- **TASK BRIEF**
Return all the records, each one exactly as given.

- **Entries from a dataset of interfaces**
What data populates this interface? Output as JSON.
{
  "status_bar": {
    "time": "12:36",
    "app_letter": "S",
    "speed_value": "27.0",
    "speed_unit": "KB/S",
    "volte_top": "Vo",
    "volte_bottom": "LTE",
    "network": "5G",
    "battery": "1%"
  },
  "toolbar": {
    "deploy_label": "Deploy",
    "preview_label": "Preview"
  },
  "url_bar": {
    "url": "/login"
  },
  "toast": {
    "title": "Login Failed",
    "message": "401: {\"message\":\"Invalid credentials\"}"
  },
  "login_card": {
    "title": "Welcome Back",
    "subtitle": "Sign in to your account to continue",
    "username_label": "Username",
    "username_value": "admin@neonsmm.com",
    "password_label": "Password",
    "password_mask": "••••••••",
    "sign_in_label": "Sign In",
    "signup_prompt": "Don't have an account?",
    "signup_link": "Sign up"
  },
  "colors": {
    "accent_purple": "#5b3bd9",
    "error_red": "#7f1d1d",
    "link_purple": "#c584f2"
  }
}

- **FINISHED TASK**
What data populates this interface? Output as JSON.
{
  "status_bar": {
    "time": "12:36",
    "app_letter": "S",
    "speed_value": "27.0",
    "speed_unit": "KB/S",
    "volte_top": "Vo",
    "volte_bottom": "LTE",
    "network": "5G",
    "battery": "1%"
  },
  "toolbar": {
    "deploy_label": "Deploy",
    "preview_label": "Preview"
  },
  "url_bar": {
    "url": "/login"
  },
  "toast": {
    "title": "Login Failed",
    "message": "401: {\"message\":\"Invalid credentials\"}"
  },
  "login_card": {
    "title": "Welcome Back",
    "subtitle": "Sign in to your account to continue",
    "username_label": "Username",
    "username_value": "admin@neonsmm.com",
    "password_label": "Password",
    "password_mask": "••••••••",
    "sign_in_label": "Sign In",
    "signup_prompt": "Don't have an account?",
    "signup_link": "Sign up"
  },
  "colors": {
    "accent_purple": "#5b3bd9",
    "error_red": "#7f1d1d",
    "link_purple": "#c584f2"
  }
}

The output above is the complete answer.